§ **Work order**: With pictures omitted, output the records below exactly as they appear.
____ Provided entries
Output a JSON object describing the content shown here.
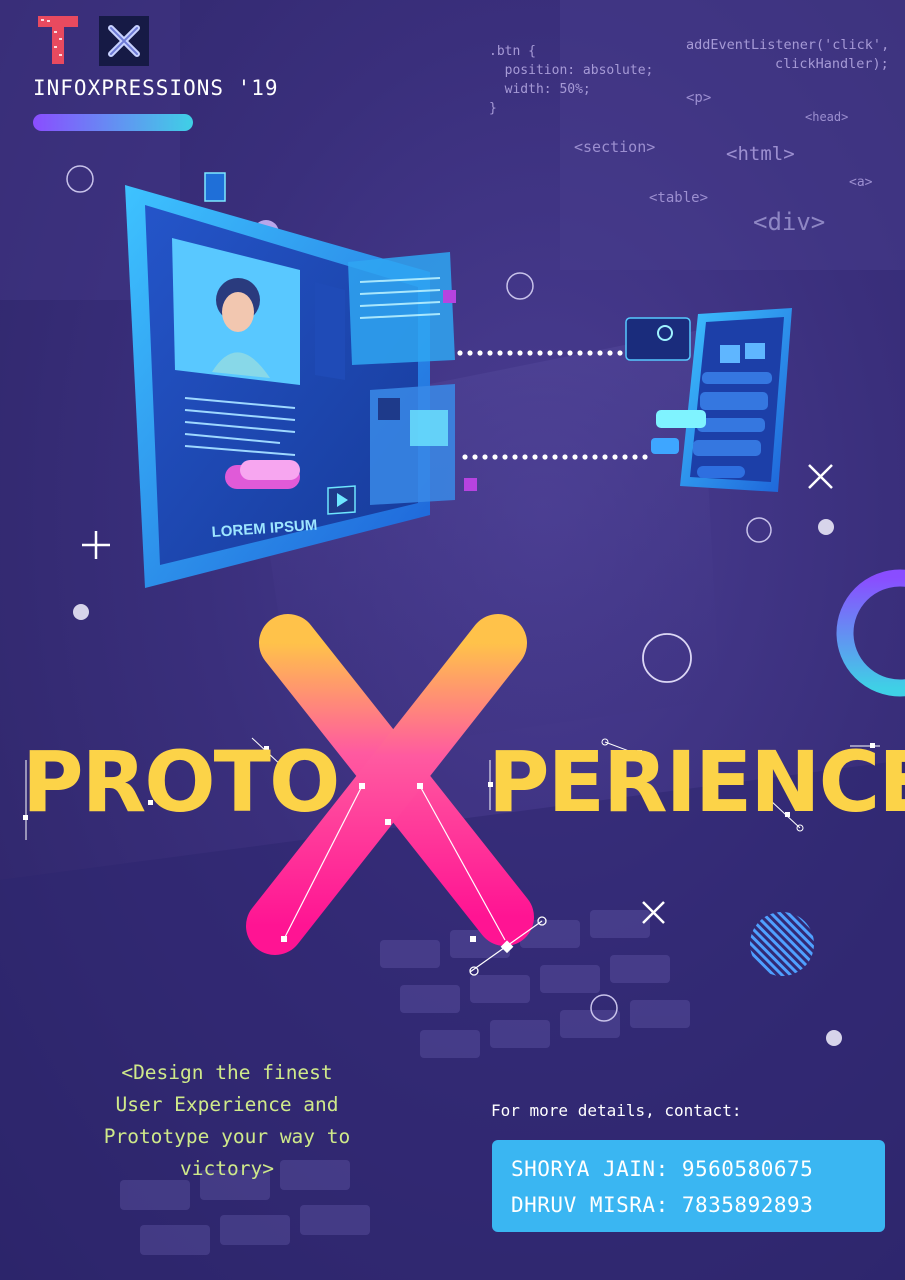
{
  "brand": {
    "logo_t_icon": "T-logo-icon",
    "logo_x_icon": "X-logo-icon",
    "event_name": "INFOXPRESSIONS '19"
  },
  "code_snippets": {
    "css_block": ".btn {\n  position: absolute;\n  width: 50%;\n}",
    "js_line1": "addEventListener('click',",
    "js_line2": "clickHandler);",
    "tags": [
      "<p>",
      "<head>",
      "<section>",
      "<html>",
      "<a>",
      "<table>",
      "<div>"
    ]
  },
  "illustration": {
    "monitor_caption": "LOREM IPSUM"
  },
  "headline": {
    "left_word": "PROTO",
    "center_letter": "X",
    "right_word": "PERIENCE"
  },
  "tagline": {
    "line1": "<Design the finest",
    "line2": "User Experience and",
    "line3": "Prototype your way to",
    "line4": "victory>"
  },
  "contact": {
    "label": "For more details, contact:",
    "person1": "SHORYA JAIN: 9560580675",
    "person2": "DHRUV MISRA: 7835892893"
  },
  "colors": {
    "background": "#3a2f7c",
    "headline_yellow": "#fcd348",
    "x_gradient_top": "#ffb347",
    "x_gradient_bottom": "#ff1f9c",
    "tagline_green": "#cfe98a",
    "contact_box": "#3ab6f2",
    "accent_cyan": "#3fd0e6"
  }
}
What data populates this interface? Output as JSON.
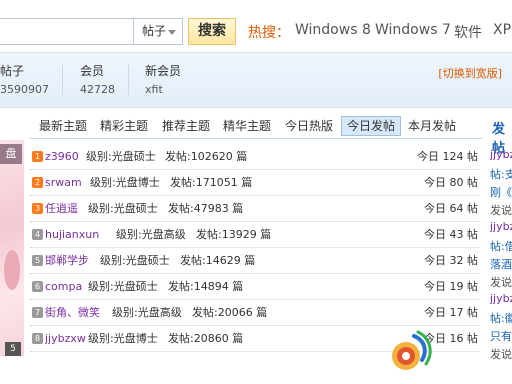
{
  "search": {
    "type_value": "帖子",
    "button_label": "搜索",
    "hot_label": "热搜：",
    "hot_links": [
      "Windows 8",
      "Windows 7",
      "软件",
      "XP"
    ]
  },
  "stats": {
    "items": [
      {
        "label": "帖子",
        "value": "3590907"
      },
      {
        "label": "会员",
        "value": "42728"
      },
      {
        "label": "新会员",
        "value": "xfit"
      }
    ],
    "switch_label": "[切换到宽版]"
  },
  "left_panel": {
    "tag": "盘",
    "pager": "5"
  },
  "tabs": [
    {
      "label": "最新主题",
      "active": false
    },
    {
      "label": "精彩主题",
      "active": false
    },
    {
      "label": "推荐主题",
      "active": false
    },
    {
      "label": "精华主题",
      "active": false
    },
    {
      "label": "今日热版",
      "active": false
    },
    {
      "label": "今日发帖",
      "active": true
    },
    {
      "label": "本月发帖",
      "active": false
    }
  ],
  "more_tab": "发帖",
  "posters": [
    {
      "rank": "1",
      "name": "z3960",
      "level": "级别:光盘硕士",
      "posts": "发帖:102620 篇",
      "today": "今日 124 帖",
      "rank_color": "#ff7a1a"
    },
    {
      "rank": "2",
      "name": "srwam",
      "level": "级别:光盘博士",
      "posts": "发帖:171051 篇",
      "today": "今日 80 帖",
      "rank_color": "#ff7a1a"
    },
    {
      "rank": "3",
      "name": "任逍遥",
      "level": "级别:光盘硕士",
      "posts": "发帖:47983 篇",
      "today": "今日 64 帖",
      "rank_color": "#ff7a1a"
    },
    {
      "rank": "4",
      "name": "hujianxun",
      "level": "级别:光盘高级",
      "posts": "发帖:13929 篇",
      "today": "今日 43 帖",
      "rank_color": "#999999"
    },
    {
      "rank": "5",
      "name": "邯郸学步",
      "level": "级别:光盘硕士",
      "posts": "发帖:14629 篇",
      "today": "今日 32 帖",
      "rank_color": "#999999"
    },
    {
      "rank": "6",
      "name": "compa",
      "level": "级别:光盘硕士",
      "posts": "发帖:14894 篇",
      "today": "今日 19 帖",
      "rank_color": "#999999"
    },
    {
      "rank": "7",
      "name": "街角、微笑",
      "level": "级别:光盘高级",
      "posts": "发帖:20066 篇",
      "today": "今日 17 帖",
      "rank_color": "#999999"
    },
    {
      "rank": "8",
      "name": "jjybzxw",
      "level": "级别:光盘博士",
      "posts": "发帖:20860 篇",
      "today": "今日 16 帖",
      "rank_color": "#999999"
    }
  ],
  "sidebar": [
    {
      "text": "jjybz",
      "style": "purple"
    },
    {
      "text": "帖:支",
      "style": "blue"
    },
    {
      "text": "刚《",
      "style": "blue"
    },
    {
      "text": "发说",
      "style": "gray"
    },
    {
      "text": "jjybz",
      "style": "purple"
    },
    {
      "text": "帖:借",
      "style": "blue"
    },
    {
      "text": "落酒",
      "style": "blue"
    },
    {
      "text": "发说",
      "style": "gray"
    },
    {
      "text": "jjybz",
      "style": "purple"
    },
    {
      "text": "帖:徽",
      "style": "blue"
    },
    {
      "text": "只有",
      "style": "blue"
    },
    {
      "text": "发说",
      "style": "gray"
    }
  ]
}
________
§ **Response to this task**:
Output a JSON object describing the content shown here.
{
  "brand": {
    "logo_t_icon": "T-logo-icon",
    "logo_x_icon": "X-logo-icon",
    "event_name": "INFOXPRESSIONS '19"
  },
  "code_snippets": {
    "css_block": ".btn {\n  position: absolute;\n  width: 50%;\n}",
    "js_line1": "addEventListener('click',",
    "js_line2": "clickHandler);",
    "tags": [
      "<p>",
      "<head>",
      "<section>",
      "<html>",
      "<a>",
      "<table>",
      "<div>"
    ]
  },
  "illustration": {
    "monitor_caption": "LOREM IPSUM"
  },
  "headline": {
    "left_word": "PROTO",
    "center_letter": "X",
    "right_word": "PERIENCE"
  },
  "tagline": {
    "line1": "<Design the finest",
    "line2": "User Experience and",
    "line3": "Prototype your way to",
    "line4": "victory>"
  },
  "contact": {
    "label": "For more details, contact:",
    "person1": "SHORYA JAIN: 9560580675",
    "person2": "DHRUV MISRA: 7835892893"
  },
  "colors": {
    "background": "#3a2f7c",
    "headline_yellow": "#fcd348",
    "x_gradient_top": "#ffb347",
    "x_gradient_bottom": "#ff1f9c",
    "tagline_green": "#cfe98a",
    "contact_box": "#3ab6f2",
    "accent_cyan": "#3fd0e6"
  }
}
What data populates this interface? Output as JSON.
{
  "search": {
    "type_value": "帖子",
    "button_label": "搜索",
    "hot_label": "热搜：",
    "hot_links": [
      "Windows 8",
      "Windows 7",
      "软件",
      "XP"
    ]
  },
  "stats": {
    "items": [
      {
        "label": "帖子",
        "value": "3590907"
      },
      {
        "label": "会员",
        "value": "42728"
      },
      {
        "label": "新会员",
        "value": "xfit"
      }
    ],
    "switch_label": "[切换到宽版]"
  },
  "left_panel": {
    "tag": "盘",
    "pager": "5"
  },
  "tabs": [
    {
      "label": "最新主题",
      "active": false
    },
    {
      "label": "精彩主题",
      "active": false
    },
    {
      "label": "推荐主题",
      "active": false
    },
    {
      "label": "精华主题",
      "active": false
    },
    {
      "label": "今日热版",
      "active": false
    },
    {
      "label": "今日发帖",
      "active": true
    },
    {
      "label": "本月发帖",
      "active": false
    }
  ],
  "more_tab": "发帖",
  "posters": [
    {
      "rank": "1",
      "name": "z3960",
      "level": "级别:光盘硕士",
      "posts": "发帖:102620 篇",
      "today": "今日 124 帖",
      "rank_color": "#ff7a1a"
    },
    {
      "rank": "2",
      "name": "srwam",
      "level": "级别:光盘博士",
      "posts": "发帖:171051 篇",
      "today": "今日 80 帖",
      "rank_color": "#ff7a1a"
    },
    {
      "rank": "3",
      "name": "任逍遥",
      "level": "级别:光盘硕士",
      "posts": "发帖:47983 篇",
      "today": "今日 64 帖",
      "rank_color": "#ff7a1a"
    },
    {
      "rank": "4",
      "name": "hujianxun",
      "level": "级别:光盘高级",
      "posts": "发帖:13929 篇",
      "today": "今日 43 帖",
      "rank_color": "#999999"
    },
    {
      "rank": "5",
      "name": "邯郸学步",
      "level": "级别:光盘硕士",
      "posts": "发帖:14629 篇",
      "today": "今日 32 帖",
      "rank_color": "#999999"
    },
    {
      "rank": "6",
      "name": "compa",
      "level": "级别:光盘硕士",
      "posts": "发帖:14894 篇",
      "today": "今日 19 帖",
      "rank_color": "#999999"
    },
    {
      "rank": "7",
      "name": "街角、微笑",
      "level": "级别:光盘高级",
      "posts": "发帖:20066 篇",
      "today": "今日 17 帖",
      "rank_color": "#999999"
    },
    {
      "rank": "8",
      "name": "jjybzxw",
      "level": "级别:光盘博士",
      "posts": "发帖:20860 篇",
      "today": "今日 16 帖",
      "rank_color": "#999999"
    }
  ],
  "sidebar": [
    {
      "text": "jjybz",
      "style": "purple"
    },
    {
      "text": "帖:支",
      "style": "blue"
    },
    {
      "text": "刚《",
      "style": "blue"
    },
    {
      "text": "发说",
      "style": "gray"
    },
    {
      "text": "jjybz",
      "style": "purple"
    },
    {
      "text": "帖:借",
      "style": "blue"
    },
    {
      "text": "落酒",
      "style": "blue"
    },
    {
      "text": "发说",
      "style": "gray"
    },
    {
      "text": "jjybz",
      "style": "purple"
    },
    {
      "text": "帖:徽",
      "style": "blue"
    },
    {
      "text": "只有",
      "style": "blue"
    },
    {
      "text": "发说",
      "style": "gray"
    }
  ]
}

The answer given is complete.